\(x = 10\)

(3) If \(x\) is greater than 12, then the median is equal to 12. Again, we set the mean equal to the median:
\(\frac{40 + x}{5} = 12\)
\(40 + x = 60\)
\(x = 20\)

We have now exhausted all the possibilities for \(x\). In fact, we did not have to actually compute the values of \(x\) in each case; rather, we could have simply realized that each equation is linear in \(x\) and so would have exactly one solution. Since there are three scenarios, there are exactly three values of \(x\) that satisfy the constraint of making the mean and the median equal. Indeed, if we had started with this approach, we might have gotten to the answer more quickly.


Answer: D


Hello,
It says that the numbers need not be ascending order. So, why aren't we taking the case {4, 8, 16, 12, x} ?
which implies x= 40. Therefore, values of x is more than three.
Thanks in advance!
Intern
Intern
avatar
B
Joined: 20 May 2018
Posts: 16
Re: S97-11  [#permalink]

Show Tags

New post 12 Oct 2018, 09:09
ladhaa wrote:
Bunuel wrote:
Official Solution:

Set S consists of 5 values, not necessarily in ascending order: {4, 8, 12, 16, \(x\)}. For how many values of \(x\) does the mean of set S equal the median of set \(S\)?

A. Zero
B. One
C. Two
D. Three
E. More than three


To solve this problem quickly, you might try to come up with likely values for \(x\) that would make the mean equal the median. One sort of set for which the mean equals the median is a set with values symmetrically spaced around its mean/median.

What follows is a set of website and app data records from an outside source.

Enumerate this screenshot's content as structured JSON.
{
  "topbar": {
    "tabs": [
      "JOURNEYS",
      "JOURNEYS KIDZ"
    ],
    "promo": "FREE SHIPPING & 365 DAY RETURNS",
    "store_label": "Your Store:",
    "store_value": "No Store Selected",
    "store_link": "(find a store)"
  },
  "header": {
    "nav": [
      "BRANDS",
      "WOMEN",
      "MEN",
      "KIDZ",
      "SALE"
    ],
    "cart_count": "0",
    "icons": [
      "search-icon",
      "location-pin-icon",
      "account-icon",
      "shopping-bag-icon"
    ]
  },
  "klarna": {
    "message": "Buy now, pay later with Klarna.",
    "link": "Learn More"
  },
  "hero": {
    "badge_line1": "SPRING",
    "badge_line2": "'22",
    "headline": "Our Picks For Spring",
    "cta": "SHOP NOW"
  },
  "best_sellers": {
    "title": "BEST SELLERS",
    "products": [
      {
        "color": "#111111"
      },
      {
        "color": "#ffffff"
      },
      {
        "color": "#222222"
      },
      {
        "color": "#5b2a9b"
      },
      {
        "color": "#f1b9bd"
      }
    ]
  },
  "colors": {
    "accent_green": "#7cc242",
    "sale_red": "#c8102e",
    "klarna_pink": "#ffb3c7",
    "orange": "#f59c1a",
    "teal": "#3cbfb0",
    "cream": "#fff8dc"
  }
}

The values do not have to be evenly spaced.

Three values that would make the set symmetrical are 0, 10, and 20:

{0, 4, 8, 12, 16}

{4, 8, 10, 12, 16}

{4, 8, 12, 16, 20}

We are down to choices (D) and (E). Now, can we prove that no other values of \(x\) make the mean equal the median? After all, some non-symmetrical sets have their mean equal to their median: for instance, {1, 1, 2, 2.5, 3.5}. All you need to do is make the "residuals," or differences, around the middle value cancel out (in the case above, the values to the left of 2 are 1 & 1, leaving a total residual of -2, while the values to the right of 2 are 2.5 and 3.5, leaving a total residual of +2).

Well, we can set up three scenarios, each with a relevant equation.

(1) If \(x\) is less than or equal to 8, then the median is equal to 8. We now set the mean equal to the median:
\(\frac{40 + x}{5} = 8\)
\(40 + x = 40\)
\(x = 0\)

(2) If \(x\) is between 8 and 12, then the median is equal to \(x\). Again, we set the mean equal to the median:
\(\frac{40 + x}{5} = x\)
\(40 + x = 5x\)
\(40 = 4x\)
\(x = 10\)

(3) If \(x\) is greater than 12, then the median is equal to 12. Again, we set the mean equal to the median:
\(\frac{40 + x}{5} = 12\)
\(40 + x = 60\)
\(x = 20\)

We have now exhausted all the possibilities for \(x\). In fact, we did not have to actually compute the values of \(x\) in each case; rather, we could have simply realized that each equation is linear in \(x\) and so would have exactly one solution. Since there are three scenarios, there are exactly three values of \(x\) that satisfy the constraint of making the mean and the median equal. Indeed, if we had started with this approach, we might have gotten to the answer more quickly.


Answer: D


Hello,
It says that the numbers need not be ascending order. So, why aren't we taking the case {4, 8, 16, 12, x} ?
which implies x= 40. Therefore, values of x is more than three.
Thanks in advance!


In order to compute the median, values have to be in order (either ascending or descending). Therefore your statement is fallacious.
GMAT Club Bot
Re: S97-11   [#permalink] 12 Oct 2018, 09:09
Display posts from previous: Sort by

S97-11

  new topic post reply Question banks Downloads My Bookmarks Reviews Important topics  

Moderators: chetan2u, Bunuel






Powered by phpBB © phpBB Group | Emoji artwork provided by EmojiOne